-- THE DATA follows --

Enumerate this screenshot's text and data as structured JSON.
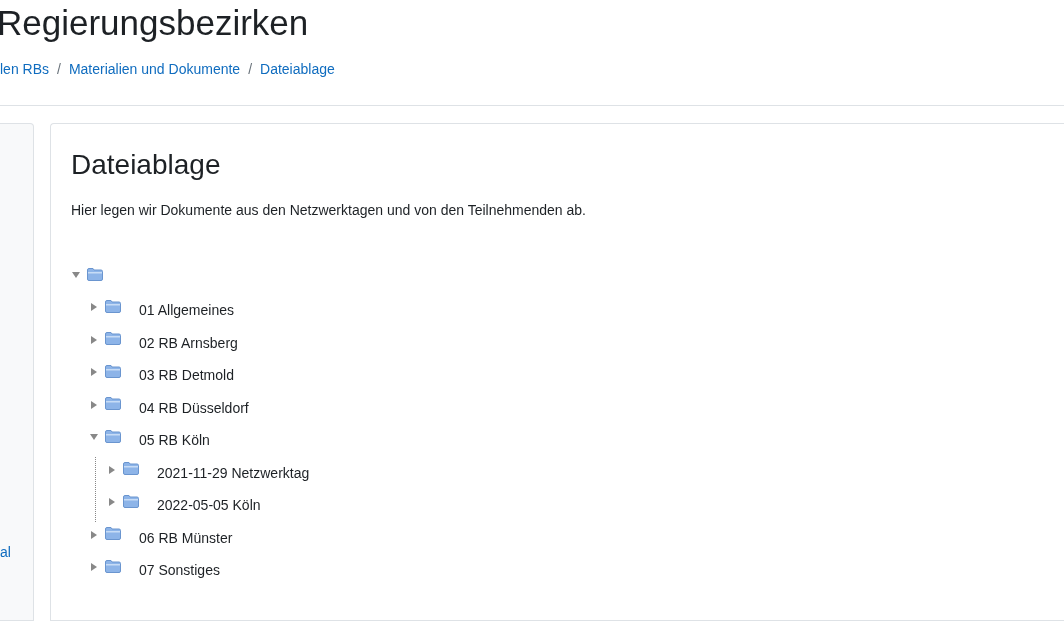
{
  "page_title": "Regierungsbezirken",
  "breadcrumb": {
    "separator": "/",
    "items": [
      "len RBs",
      "Materialien und Dokumente",
      "Dateiablage"
    ]
  },
  "sidebar": {
    "link": "al"
  },
  "content": {
    "title": "Dateiablage",
    "description": "Hier legen wir Dokumente aus den Netzwerktagen und von den Teilnehmenden ab.",
    "tree": {
      "expanded": true,
      "children": [
        {
          "name": "01 Allgemeines",
          "expanded": false
        },
        {
          "name": "02 RB Arnsberg",
          "expanded": false
        },
        {
          "name": "03 RB Detmold",
          "expanded": false
        },
        {
          "name": "04 RB Düsseldorf",
          "expanded": false
        },
        {
          "name": "05 RB Köln",
          "expanded": true,
          "children": [
            {
              "name": "2021-11-29 Netzwerktag",
              "expanded": false
            },
            {
              "name": "2022-05-05 Köln",
              "expanded": false
            }
          ]
        },
        {
          "name": "06 RB Münster",
          "expanded": false
        },
        {
          "name": "07 Sonstiges",
          "expanded": false
        }
      ]
    }
  }
}
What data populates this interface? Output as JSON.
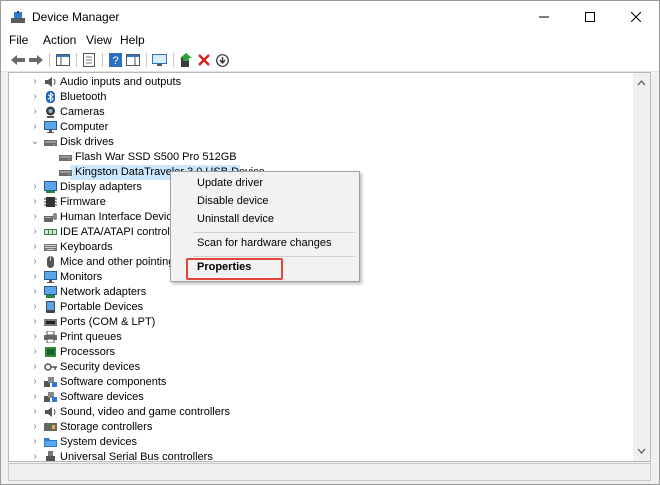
{
  "window": {
    "title": "Device Manager"
  },
  "menu": [
    "File",
    "Action",
    "View",
    "Help"
  ],
  "toolbar": [
    "back-icon",
    "forward-icon",
    "properties-icon",
    "help-icon",
    "update-driver-icon",
    "scan-icon",
    "enable-device-icon",
    "uninstall-icon",
    "download-icon"
  ],
  "tree": [
    {
      "label": "Audio inputs and outputs",
      "chev": "›",
      "icon": "speaker-icon"
    },
    {
      "label": "Bluetooth",
      "chev": "›",
      "icon": "bluetooth-icon"
    },
    {
      "label": "Cameras",
      "chev": "›",
      "icon": "camera-icon"
    },
    {
      "label": "Computer",
      "chev": "›",
      "icon": "monitor-icon"
    },
    {
      "label": "Disk drives",
      "chev": "⌄",
      "icon": "disk-icon"
    },
    {
      "label": "Flash War SSD S500 Pro 512GB",
      "chev": "",
      "icon": "disk-icon",
      "child": true
    },
    {
      "label": "Kingston DataTraveler 3.0 USB Device",
      "chev": "",
      "icon": "disk-icon",
      "child": true,
      "selected": true
    },
    {
      "label": "Display adapters",
      "chev": "›",
      "icon": "display-icon"
    },
    {
      "label": "Firmware",
      "chev": "›",
      "icon": "chip-icon"
    },
    {
      "label": "Human Interface Devices",
      "chev": "›",
      "icon": "hid-icon"
    },
    {
      "label": "IDE ATA/ATAPI controllers",
      "chev": "›",
      "icon": "controller-icon"
    },
    {
      "label": "Keyboards",
      "chev": "›",
      "icon": "keyboard-icon"
    },
    {
      "label": "Mice and other pointing devices",
      "chev": "›",
      "icon": "mouse-icon"
    },
    {
      "label": "Monitors",
      "chev": "›",
      "icon": "monitor-icon"
    },
    {
      "label": "Network adapters",
      "chev": "›",
      "icon": "network-icon"
    },
    {
      "label": "Portable Devices",
      "chev": "›",
      "icon": "portable-icon"
    },
    {
      "label": "Ports (COM & LPT)",
      "chev": "›",
      "icon": "port-icon"
    },
    {
      "label": "Print queues",
      "chev": "›",
      "icon": "printer-icon"
    },
    {
      "label": "Processors",
      "chev": "›",
      "icon": "cpu-icon"
    },
    {
      "label": "Security devices",
      "chev": "›",
      "icon": "key-icon"
    },
    {
      "label": "Software components",
      "chev": "›",
      "icon": "component-icon"
    },
    {
      "label": "Software devices",
      "chev": "›",
      "icon": "component-icon"
    },
    {
      "label": "Sound, video and game controllers",
      "chev": "›",
      "icon": "speaker-icon"
    },
    {
      "label": "Storage controllers",
      "chev": "›",
      "icon": "storage-icon"
    },
    {
      "label": "System devices",
      "chev": "›",
      "icon": "folder-icon"
    },
    {
      "label": "Universal Serial Bus controllers",
      "chev": "›",
      "icon": "usb-icon"
    }
  ],
  "context_menu": {
    "items": [
      "Update driver",
      "Disable device",
      "Uninstall device",
      "Scan for hardware changes",
      "Properties"
    ]
  },
  "colors": {
    "selection": "#cce8ff",
    "highlight": "#e0453a"
  }
}
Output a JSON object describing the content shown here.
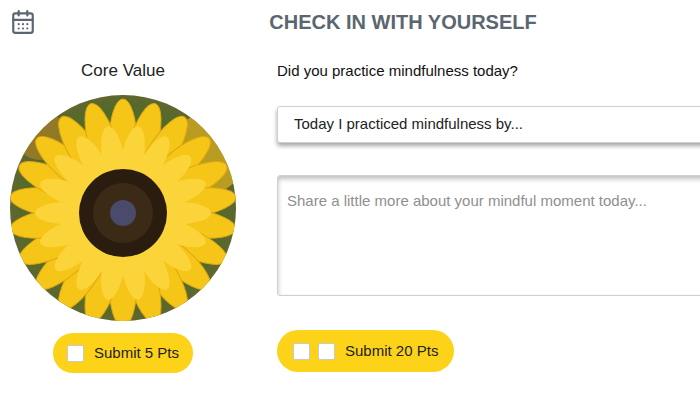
{
  "header": {
    "title": "CHECK IN WITH YOURSELF"
  },
  "core_value": {
    "label": "Core Value",
    "button": {
      "label": "Submit 5 Pts",
      "checked": false
    }
  },
  "question": {
    "label": "Did you practice mindfulness today?",
    "select": {
      "value": "Today I practiced mindfulness by..."
    },
    "textarea": {
      "placeholder": "Share a little more about your mindful moment today..."
    },
    "button": {
      "label": "Submit 20 Pts",
      "checkboxes": [
        {
          "checked": false
        },
        {
          "checked": false
        }
      ]
    }
  }
}
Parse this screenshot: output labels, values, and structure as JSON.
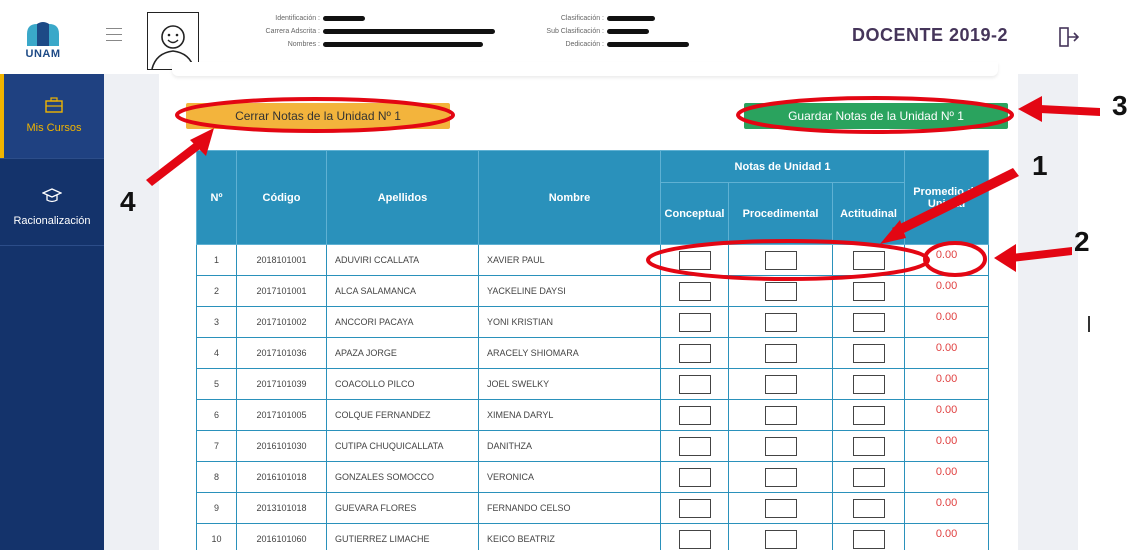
{
  "header": {
    "logo_text": "UNAM",
    "info_left": [
      {
        "label": "Identificación :"
      },
      {
        "label": "Carrera Adscrita :"
      },
      {
        "label": "Nombres :"
      }
    ],
    "info_right": [
      {
        "label": "Clasificación :"
      },
      {
        "label": "Sub Clasificación :"
      },
      {
        "label": "Dedicación :"
      }
    ],
    "title": "DOCENTE 2019-2",
    "exit_icon": "logout-icon"
  },
  "sidebar": {
    "items": [
      {
        "label": "Mis Cursos",
        "icon": "briefcase-icon"
      },
      {
        "label": "Racionalización",
        "icon": "graduation-cap-icon"
      }
    ]
  },
  "buttons": {
    "cerrar": "Cerrar Notas de la Unidad Nº 1",
    "guardar": "Guardar Notas de la Unidad Nº 1"
  },
  "table": {
    "headers": {
      "no": "Nº",
      "codigo": "Código",
      "apellidos": "Apellidos",
      "nombre": "Nombre",
      "group": "Notas de Unidad 1",
      "conceptual": "Conceptual",
      "procedimental": "Procedimental",
      "actitudinal": "Actitudinal",
      "promedio": "Promedio de Unidad"
    },
    "rows": [
      {
        "no": "1",
        "codigo": "2018101001",
        "apellidos": "ADUVIRI CCALLATA",
        "nombre": "XAVIER PAUL",
        "promedio": "0.00"
      },
      {
        "no": "2",
        "codigo": "2017101001",
        "apellidos": "ALCA SALAMANCA",
        "nombre": "YACKELINE DAYSI",
        "promedio": "0.00"
      },
      {
        "no": "3",
        "codigo": "2017101002",
        "apellidos": "ANCCORI PACAYA",
        "nombre": "YONI KRISTIAN",
        "promedio": "0.00"
      },
      {
        "no": "4",
        "codigo": "2017101036",
        "apellidos": "APAZA JORGE",
        "nombre": "ARACELY SHIOMARA",
        "promedio": "0.00"
      },
      {
        "no": "5",
        "codigo": "2017101039",
        "apellidos": "COACOLLO PILCO",
        "nombre": "JOEL SWELKY",
        "promedio": "0.00"
      },
      {
        "no": "6",
        "codigo": "2017101005",
        "apellidos": "COLQUE FERNANDEZ",
        "nombre": "XIMENA DARYL",
        "promedio": "0.00"
      },
      {
        "no": "7",
        "codigo": "2016101030",
        "apellidos": "CUTIPA CHUQUICALLATA",
        "nombre": "DANITHZA",
        "promedio": "0.00"
      },
      {
        "no": "8",
        "codigo": "2016101018",
        "apellidos": "GONZALES SOMOCCO",
        "nombre": "VERONICA",
        "promedio": "0.00"
      },
      {
        "no": "9",
        "codigo": "2013101018",
        "apellidos": "GUEVARA FLORES",
        "nombre": "FERNANDO CELSO",
        "promedio": "0.00"
      },
      {
        "no": "10",
        "codigo": "2016101060",
        "apellidos": "GUTIERREZ LIMACHE",
        "nombre": "KEICO BEATRIZ",
        "promedio": "0.00"
      }
    ]
  },
  "annotations": {
    "n1": "1",
    "n2": "2",
    "n3": "3",
    "n4": "4",
    "color": "#e30613"
  },
  "colors": {
    "sidebar": "#14336b",
    "table_header": "#2a91bb",
    "btn_cerrar": "#f3b43c",
    "btn_guardar": "#2aa35e",
    "title": "#45355a"
  }
}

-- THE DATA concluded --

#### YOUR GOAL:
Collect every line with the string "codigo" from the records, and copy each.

#### OUTPUT OF THE TASK:
      "codigo": "Código",
        "codigo": "2018101001",
        "codigo": "2017101001",
        "codigo": "2017101002",
        "codigo": "2017101036",
        "codigo": "2017101039",
        "codigo": "2017101005",
        "codigo": "2016101030",
        "codigo": "2016101018",
        "codigo": "2013101018",
        "codigo": "2016101060",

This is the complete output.